- Underline the keywords in your question.
You should underline all the important words (or phrases) when you are reading the question.
This is because when you will take a look at the question later, you will have a glimpse of the underlined words, which will remind you about your topic, purpose and audience.
So, this technique can be really useful if you want to write relevant information. The reason being is your proper awareness of the situation. Moreover, these underlined keywords will play a vital role in preventing you from diverging from the topic.
Remember, the purpose of account and report writing is to only provide the required information (and they are not like letters or speech), and writing extra and irrelevant information may harm you in some cases.
- Use simple words.
Many students think that writing fancy and difficult words are likely to get them good marks. But, how true it is? Let me tell you.
The truth is that if you try to include difficult words often, you are likely to mess up with the sentence structure or at least the meaning of your sentences. This is because in some cases, these words provide little to no value to the reader.
Therefore, use simple and easy words which are easily understandable and instead, try to work on sentence structure (such as simple, compound and complex sentences).
However, this does not mean that you should not use mature language. The words you use should be mature enough to reflect your understanding of English. For instance, “facilitate” instead of “help” can be a better option.
- Be specific, do not repeat.
This is a mistake that many students make. They repeat their ideas and sentences to incorporate the word limit, 200 to 300 words.
Remember, as I previously said, the examiner does not want lengthy narratives because you are only reporting a specific incident.
Therefore, avoid repetition.

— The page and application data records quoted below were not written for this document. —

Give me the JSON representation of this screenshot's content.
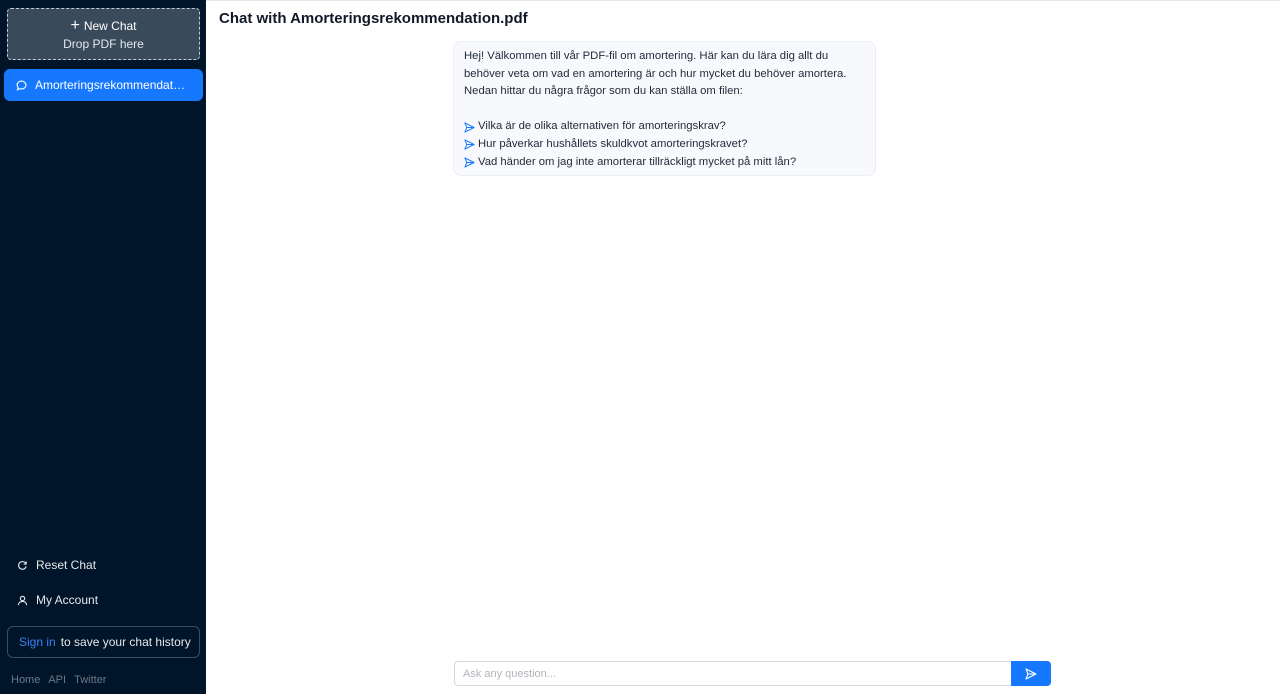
{
  "sidebar": {
    "new_chat_label": "New Chat",
    "drop_label": "Drop PDF here",
    "chats": [
      {
        "label": "Amorteringsrekommendation.pdf"
      }
    ],
    "reset_label": "Reset Chat",
    "account_label": "My Account",
    "signin_link": "Sign in",
    "signin_text": "to save your chat history",
    "footer": [
      "Home",
      "API",
      "Twitter"
    ]
  },
  "main": {
    "title": "Chat with Amorteringsrekommendation.pdf",
    "message": {
      "intro": "Hej! Välkommen till vår PDF-fil om amortering. Här kan du lära dig allt du behöver veta om vad en amortering är och hur mycket du behöver amortera. Nedan hittar du några frågor som du kan ställa om filen:",
      "questions": [
        "Vilka är de olika alternativen för amorteringskrav?",
        "Hur påverkar hushållets skuldkvot amorteringskravet?",
        "Vad händer om jag inte amorterar tillräckligt mycket på mitt lån?"
      ]
    },
    "input": {
      "placeholder": "Ask any question...",
      "value": ""
    }
  },
  "colors": {
    "sidebar_bg": "#001529",
    "accent": "#1677ff"
  }
}
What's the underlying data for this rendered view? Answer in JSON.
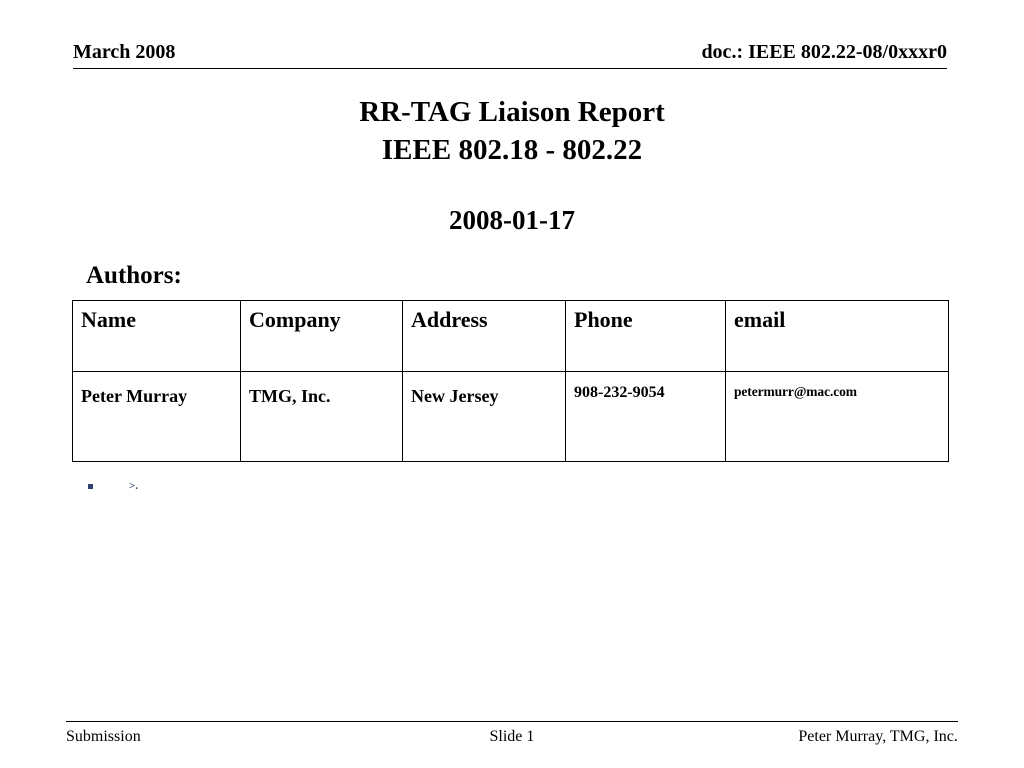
{
  "header": {
    "date": "March 2008",
    "doc_id": "doc.: IEEE 802.22-08/0xxxr0"
  },
  "title": {
    "line1": "RR-TAG Liaison Report",
    "line2": "IEEE 802.18 - 802.22",
    "date": "2008-01-17"
  },
  "authors": {
    "label": "Authors:",
    "columns": [
      "Name",
      "Company",
      "Address",
      "Phone",
      "email"
    ],
    "rows": [
      {
        "name": "Peter Murray",
        "company": "TMG, Inc.",
        "address": "New Jersey",
        "phone": "908-232-9054",
        "email": "petermurr@mac.com"
      }
    ]
  },
  "body": {
    "bullets": [
      {
        "marker": "square-bullet",
        "text": ">."
      }
    ],
    "bullet_color": "#2E4272"
  },
  "footer": {
    "left": "Submission",
    "center": "Slide 1",
    "right": "Peter Murray, TMG, Inc."
  }
}
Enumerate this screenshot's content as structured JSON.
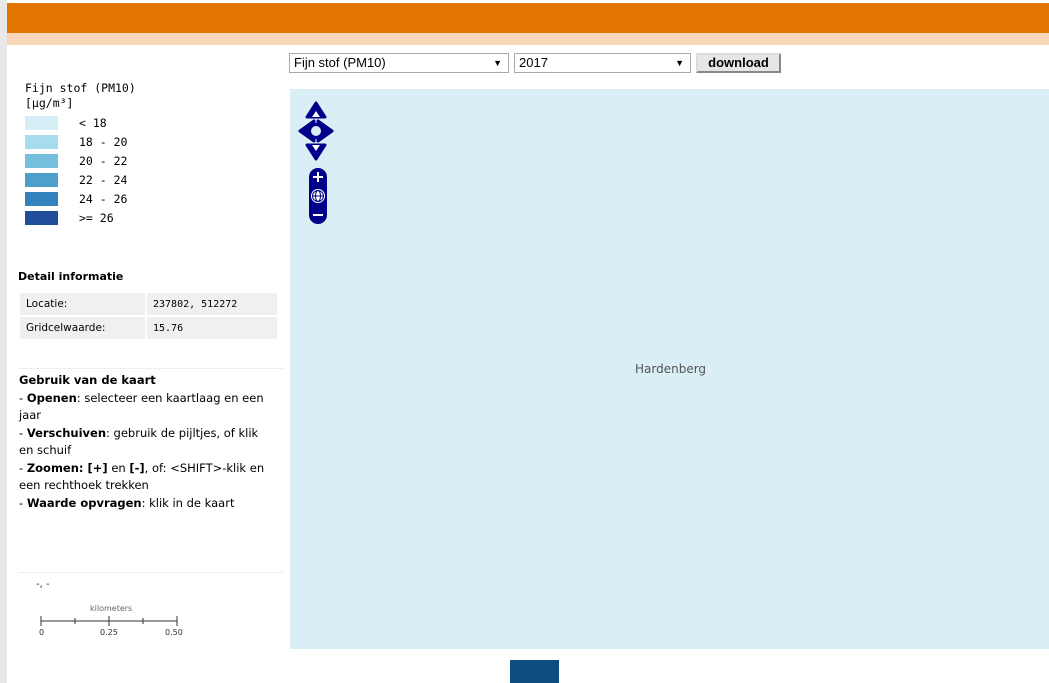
{
  "layer_select": {
    "value": "Fijn stof (PM10)"
  },
  "year_select": {
    "value": "2017"
  },
  "download_label": "download",
  "legend": {
    "title_line1": "Fijn stof (PM10)",
    "title_line2": "[µg/m³]",
    "items": [
      {
        "label": "< 18",
        "color": "#d6eff7"
      },
      {
        "label": "18 - 20",
        "color": "#a6dcee"
      },
      {
        "label": "20 - 22",
        "color": "#74c0dc"
      },
      {
        "label": "22 - 24",
        "color": "#4f9fcb"
      },
      {
        "label": "24 - 26",
        "color": "#3382bd"
      },
      {
        "label": ">= 26",
        "color": "#1f4e9c"
      }
    ]
  },
  "detail": {
    "title": "Detail informatie",
    "rows": [
      {
        "label": "Locatie:",
        "value": "237802, 512272"
      },
      {
        "label": "Gridcelwaarde:",
        "value": "15.76"
      }
    ]
  },
  "usage": {
    "title": "Gebruik van de kaart",
    "lines": [
      {
        "prefix": "- ",
        "bold": "Openen",
        "rest": ": selecteer een kaartlaag en een jaar"
      },
      {
        "prefix": "- ",
        "bold": "Verschuiven",
        "rest": ": gebruik de pijltjes, of klik en schuif"
      },
      {
        "prefix": "- ",
        "bold": "Zoomen",
        "rest": " en , of: <SHIFT>-klik en een rechthoek trekken"
      },
      {
        "prefix": "- ",
        "bold": "Waarde opvragen",
        "rest": ": klik in de kaart"
      }
    ],
    "zoom_in_key": "[+]",
    "zoom_out_key": "[-]",
    "zoom_colon": ": "
  },
  "coords": "-, -",
  "scale": {
    "unit": "kilometers",
    "ticks": [
      "0",
      "0.25",
      "0.50"
    ]
  },
  "map": {
    "place_label": "Hardenberg",
    "background": "#d9eef5"
  },
  "colors": {
    "header": "#e37400",
    "header_sub": "#f7d7b7",
    "control": "#00008b",
    "footer_block": "#0f4c81"
  }
}
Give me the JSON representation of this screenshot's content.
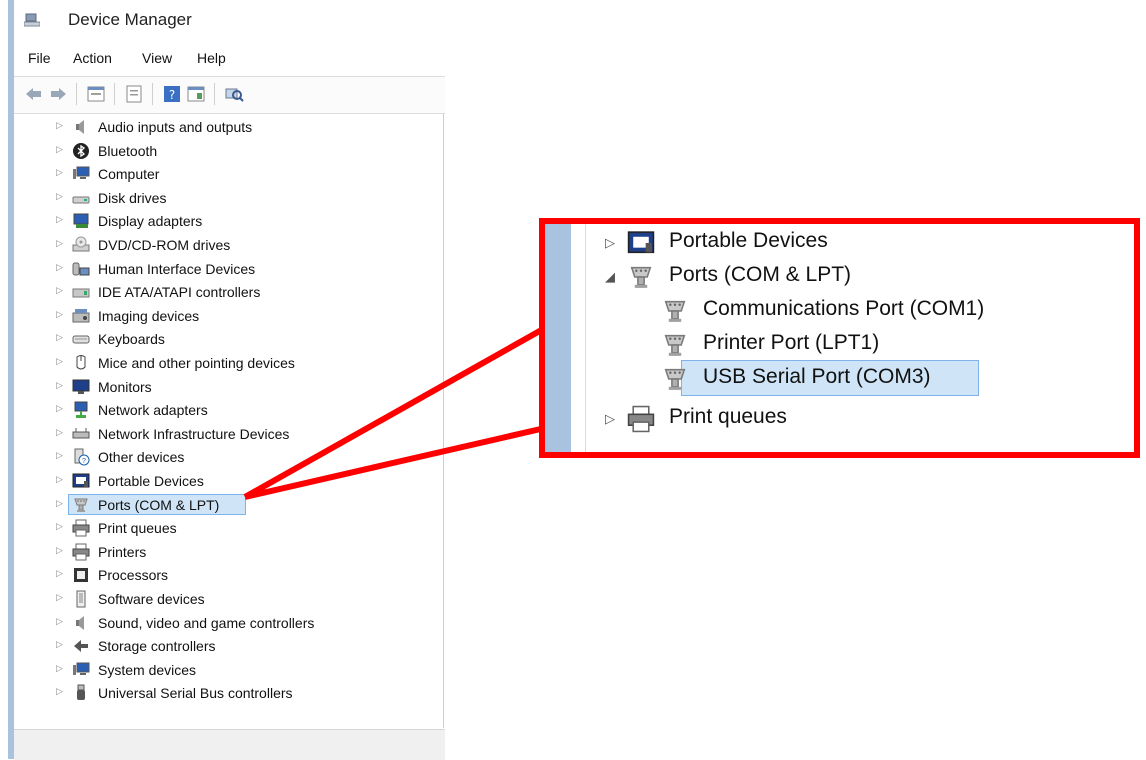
{
  "window": {
    "title": "Device Manager"
  },
  "menu": [
    "File",
    "Action",
    "View",
    "Help"
  ],
  "toolbar": [
    "back-icon",
    "forward-icon",
    "properties-icon",
    "update-driver-icon",
    "help-icon",
    "show-hidden-icon",
    "scan-hardware-icon"
  ],
  "tree": {
    "items": [
      {
        "label": "Audio inputs and outputs",
        "icon": "speaker-icon"
      },
      {
        "label": "Bluetooth",
        "icon": "bluetooth-icon"
      },
      {
        "label": "Computer",
        "icon": "computer-icon"
      },
      {
        "label": "Disk drives",
        "icon": "disk-drive-icon"
      },
      {
        "label": "Display adapters",
        "icon": "display-adapter-icon"
      },
      {
        "label": "DVD/CD-ROM drives",
        "icon": "dvd-drive-icon"
      },
      {
        "label": "Human Interface Devices",
        "icon": "hid-icon"
      },
      {
        "label": "IDE ATA/ATAPI controllers",
        "icon": "ide-controller-icon"
      },
      {
        "label": "Imaging devices",
        "icon": "imaging-device-icon"
      },
      {
        "label": "Keyboards",
        "icon": "keyboard-icon"
      },
      {
        "label": "Mice and other pointing devices",
        "icon": "mouse-icon"
      },
      {
        "label": "Monitors",
        "icon": "monitor-icon"
      },
      {
        "label": "Network adapters",
        "icon": "network-adapter-icon"
      },
      {
        "label": "Network Infrastructure Devices",
        "icon": "network-infrastructure-icon"
      },
      {
        "label": "Other devices",
        "icon": "other-devices-icon"
      },
      {
        "label": "Portable Devices",
        "icon": "portable-device-icon"
      },
      {
        "label": "Ports (COM & LPT)",
        "icon": "port-icon",
        "selected": true
      },
      {
        "label": "Print queues",
        "icon": "printer-icon"
      },
      {
        "label": "Printers",
        "icon": "printer-icon"
      },
      {
        "label": "Processors",
        "icon": "processor-icon"
      },
      {
        "label": "Software devices",
        "icon": "software-device-icon"
      },
      {
        "label": "Sound, video and game controllers",
        "icon": "speaker-icon"
      },
      {
        "label": "Storage controllers",
        "icon": "storage-controller-icon"
      },
      {
        "label": "System devices",
        "icon": "system-device-icon"
      },
      {
        "label": "Universal Serial Bus controllers",
        "icon": "usb-icon"
      }
    ]
  },
  "zoom": {
    "items": [
      {
        "label": "Portable Devices",
        "icon": "portable-device-icon",
        "expander": "▷"
      },
      {
        "label": "Ports (COM & LPT)",
        "icon": "port-icon",
        "expander": "◢"
      },
      {
        "label": "Communications Port (COM1)",
        "icon": "port-icon",
        "expander": ""
      },
      {
        "label": "Printer Port (LPT1)",
        "icon": "port-icon",
        "expander": ""
      },
      {
        "label": "USB Serial Port (COM3)",
        "icon": "port-icon",
        "expander": "",
        "selected": true
      },
      {
        "label": "Print queues",
        "icon": "printer-icon",
        "expander": "▷"
      }
    ]
  },
  "colors": {
    "highlight": "#ff0000",
    "selection": "#cfe5f7",
    "selection_border": "#7eb4ea",
    "window_frame": "#a8c2e0"
  }
}
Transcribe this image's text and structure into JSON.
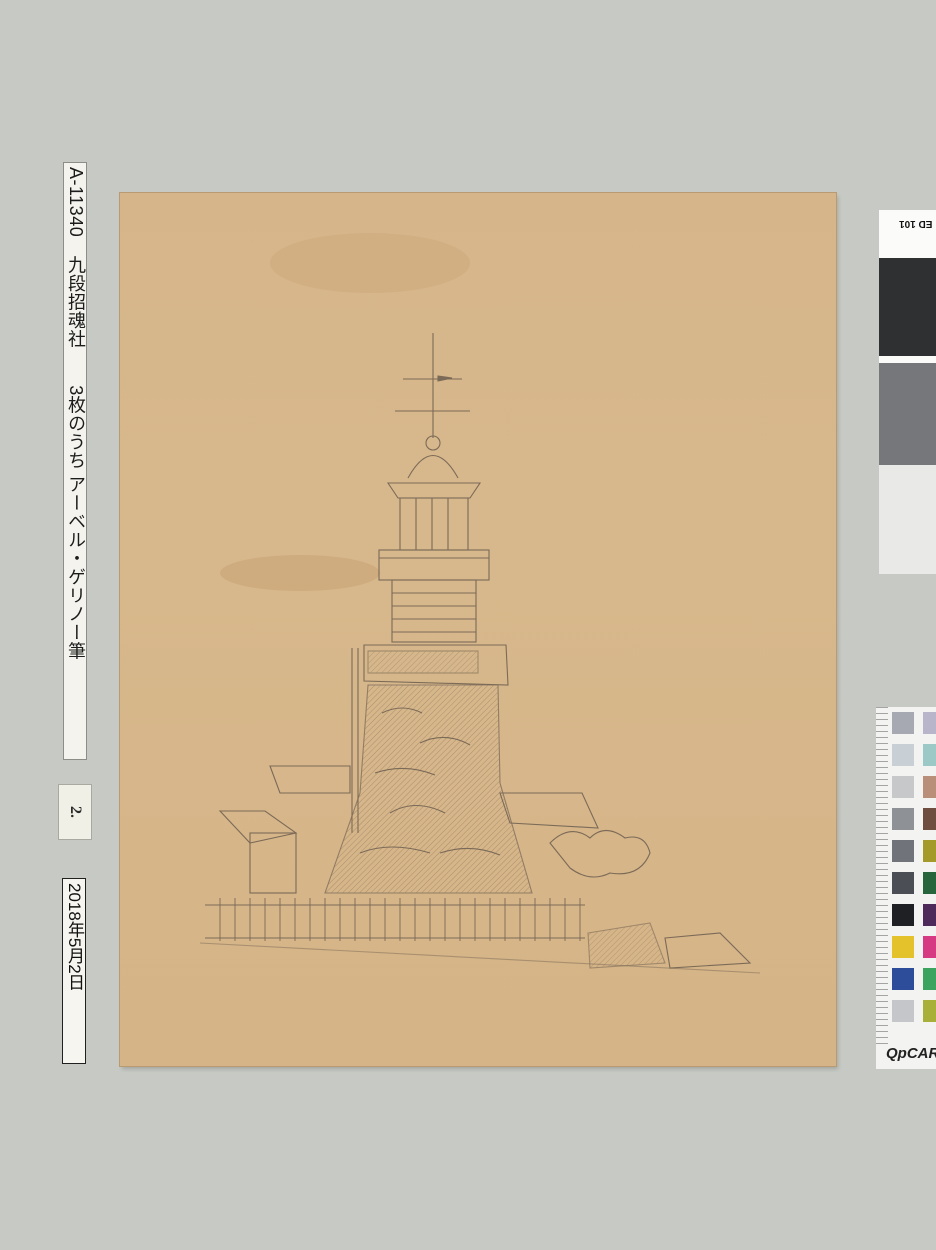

When you are writing the same thing over and over again, you are compromising the quality of your response. In short, deliver your ideas once instead of multiple times. You should also think that will you not be bored to read the same thing again and again?
This takes us to another important tip which is to edit your response.
- Do not compromise on editing your response.
Yes, you have to do it. Read your response when you are done and analyse the spelling and grammar mistakes. Then, try to correct them.
But, do not spend a lot of time doing this because you might be short of time for other questions as well. But if you have ample time, edit and re-edit to ensure that your answer is perfect.
You may delete, rewrite or shorten your response (as required). However, never forcefully add words because your writing style should be natural.
These are some tips that you can use to ace the directed writing part of your exam.
To summarise, we write an account to report or describe an event. This is the reason why we avoid giving opinions. The basic format of an account is a heading, followed by a date. Then, we have 5 paragraphs and a proper conclusion.
Frequently Asked Questions About Account Writing:
What is the difference between account and report writing?
Report writing is basically a record of the facts. Some words to better understand report writing are: “Official”, “Detailed” and “lengthy”.
Moreover, report writing is simply telling what happened, where you do not express your opinions.
On the other hand, account writing carries a sense of “being a narrative“. This means that the author can interpret and comment on the facts as well.
I have done my work. Now it is on you.
What were the key points that you took from the sample response of account writing? What mistakes to avoid? What is the format for this question?
All of these questions have been answered for you, and do remember to practise the “practise question” given above. Then, get is checked by someone and rewrite it with the corrections. I bet you will improve.
With this, our article has come to an end. I hope that all your queries have been addressed. Thank you very much for reading and staying with me till the end. Stay tuned for more and remember, “practice makes perfect”.